• **PROMPT**: All of the records must be set down again word for word.

• **Data about app and page elements**:
########
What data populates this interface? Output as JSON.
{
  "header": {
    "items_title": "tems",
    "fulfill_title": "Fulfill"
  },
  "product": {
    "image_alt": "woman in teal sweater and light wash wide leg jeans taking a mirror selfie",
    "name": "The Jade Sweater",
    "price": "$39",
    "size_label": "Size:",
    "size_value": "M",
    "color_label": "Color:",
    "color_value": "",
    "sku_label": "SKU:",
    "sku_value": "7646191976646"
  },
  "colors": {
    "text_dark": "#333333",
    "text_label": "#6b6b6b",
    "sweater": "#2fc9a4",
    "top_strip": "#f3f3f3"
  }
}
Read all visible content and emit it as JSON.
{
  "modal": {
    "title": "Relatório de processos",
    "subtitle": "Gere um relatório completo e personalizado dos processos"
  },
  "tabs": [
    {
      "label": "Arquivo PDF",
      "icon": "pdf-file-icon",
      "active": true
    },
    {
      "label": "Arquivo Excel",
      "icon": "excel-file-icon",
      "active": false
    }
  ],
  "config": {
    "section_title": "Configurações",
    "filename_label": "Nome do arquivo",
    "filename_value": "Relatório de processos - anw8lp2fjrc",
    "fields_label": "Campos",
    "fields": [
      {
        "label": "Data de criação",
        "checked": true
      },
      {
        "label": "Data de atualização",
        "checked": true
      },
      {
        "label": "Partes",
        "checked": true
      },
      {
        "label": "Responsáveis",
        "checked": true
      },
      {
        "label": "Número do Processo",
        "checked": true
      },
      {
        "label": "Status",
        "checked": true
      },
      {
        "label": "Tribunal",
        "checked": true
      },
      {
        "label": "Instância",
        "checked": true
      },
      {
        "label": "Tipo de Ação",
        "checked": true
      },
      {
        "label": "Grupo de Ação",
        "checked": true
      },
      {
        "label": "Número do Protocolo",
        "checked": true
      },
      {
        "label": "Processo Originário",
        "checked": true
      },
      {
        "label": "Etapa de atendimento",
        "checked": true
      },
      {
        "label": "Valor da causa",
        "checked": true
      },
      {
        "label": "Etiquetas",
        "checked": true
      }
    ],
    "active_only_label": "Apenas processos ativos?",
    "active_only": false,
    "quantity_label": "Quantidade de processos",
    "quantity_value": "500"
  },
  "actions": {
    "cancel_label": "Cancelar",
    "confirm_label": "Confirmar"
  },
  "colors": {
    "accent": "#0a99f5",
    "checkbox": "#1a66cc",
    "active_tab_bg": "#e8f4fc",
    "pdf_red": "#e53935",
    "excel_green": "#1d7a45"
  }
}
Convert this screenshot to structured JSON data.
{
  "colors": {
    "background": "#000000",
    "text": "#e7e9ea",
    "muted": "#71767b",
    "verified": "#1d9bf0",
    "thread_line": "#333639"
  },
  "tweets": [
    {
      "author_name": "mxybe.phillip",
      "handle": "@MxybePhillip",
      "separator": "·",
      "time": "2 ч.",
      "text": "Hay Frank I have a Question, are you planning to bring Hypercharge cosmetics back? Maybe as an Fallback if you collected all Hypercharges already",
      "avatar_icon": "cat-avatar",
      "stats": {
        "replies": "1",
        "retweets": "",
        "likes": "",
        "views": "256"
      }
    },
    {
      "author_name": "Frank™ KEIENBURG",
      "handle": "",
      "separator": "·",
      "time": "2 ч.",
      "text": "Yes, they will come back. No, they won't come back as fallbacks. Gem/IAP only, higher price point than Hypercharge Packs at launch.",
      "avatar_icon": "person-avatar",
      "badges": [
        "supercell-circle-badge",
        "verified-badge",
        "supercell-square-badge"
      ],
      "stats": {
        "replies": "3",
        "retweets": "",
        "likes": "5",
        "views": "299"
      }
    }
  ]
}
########
• **TASK ANSWER**:
What data populates this interface? Output as JSON.
{
  "header": {
    "items_title": "tems",
    "fulfill_title": "Fulfill"
  },
  "product": {
    "image_alt": "woman in teal sweater and light wash wide leg jeans taking a mirror selfie",
    "name": "The Jade Sweater",
    "price": "$39",
    "size_label": "Size:",
    "size_value": "M",
    "color_label": "Color:",
    "color_value": "",
    "sku_label": "SKU:",
    "sku_value": "7646191976646"
  },
  "colors": {
    "text_dark": "#333333",
    "text_label": "#6b6b6b",
    "sweater": "#2fc9a4",
    "top_strip": "#f3f3f3"
  }
}
Read all visible content and emit it as JSON.
{
  "modal": {
    "title": "Relatório de processos",
    "subtitle": "Gere um relatório completo e personalizado dos processos"
  },
  "tabs": [
    {
      "label": "Arquivo PDF",
      "icon": "pdf-file-icon",
      "active": true
    },
    {
      "label": "Arquivo Excel",
      "icon": "excel-file-icon",
      "active": false
    }
  ],
  "config": {
    "section_title": "Configurações",
    "filename_label": "Nome do arquivo",
    "filename_value": "Relatório de processos - anw8lp2fjrc",
    "fields_label": "Campos",
    "fields": [
      {
        "label": "Data de criação",
        "checked": true
      },
      {
        "label": "Data de atualização",
        "checked": true
      },
      {
        "label": "Partes",
        "checked": true
      },
      {
        "label": "Responsáveis",
        "checked": true
      },
      {
        "label": "Número do Processo",
        "checked": true
      },
      {
        "label": "Status",
        "checked": true
      },
      {
        "label": "Tribunal",
        "checked": true
      },
      {
        "label": "Instância",
        "checked": true
      },
      {
        "label": "Tipo de Ação",
        "checked": true
      },
      {
        "label": "Grupo de Ação",
        "checked": true
      },
      {
        "label": "Número do Protocolo",
        "checked": true
      },
      {
        "label": "Processo Originário",
        "checked": true
      },
      {
        "label": "Etapa de atendimento",
        "checked": true
      },
      {
        "label": "Valor da causa",
        "checked": true
      },
      {
        "label": "Etiquetas",
        "checked": true
      }
    ],
    "active_only_label": "Apenas processos ativos?",
    "active_only": false,
    "quantity_label": "Quantidade de processos",
    "quantity_value": "500"
  },
  "actions": {
    "cancel_label": "Cancelar",
    "confirm_label": "Confirmar"
  },
  "colors": {
    "accent": "#0a99f5",
    "checkbox": "#1a66cc",
    "active_tab_bg": "#e8f4fc",
    "pdf_red": "#e53935",
    "excel_green": "#1d7a45"
  }
}
Convert this screenshot to structured JSON data.
{
  "colors": {
    "background": "#000000",
    "text": "#e7e9ea",
    "muted": "#71767b",
    "verified": "#1d9bf0",
    "thread_line": "#333639"
  },
  "tweets": [
    {
      "author_name": "mxybe.phillip",
      "handle": "@MxybePhillip",
      "separator": "·",
      "time": "2 ч.",
      "text": "Hay Frank I have a Question, are you planning to bring Hypercharge cosmetics back? Maybe as an Fallback if you collected all Hypercharges already",
      "avatar_icon": "cat-avatar",
      "stats": {
        "replies": "1",
        "retweets": "",
        "likes": "",
        "views": "256"
      }
    },
    {
      "author_name": "Frank™ KEIENBURG",
      "handle": "",
      "separator": "·",
      "time": "2 ч.",
      "text": "Yes, they will come back. No, they won't come back as fallbacks. Gem/IAP only, higher price point than Hypercharge Packs at launch.",
      "avatar_icon": "person-avatar",
      "badges": [
        "supercell-circle-badge",
        "verified-badge",
        "supercell-square-badge"
      ],
      "stats": {
        "replies": "3",
        "retweets": "",
        "likes": "5",
        "views": "299"
      }
    }
  ]
}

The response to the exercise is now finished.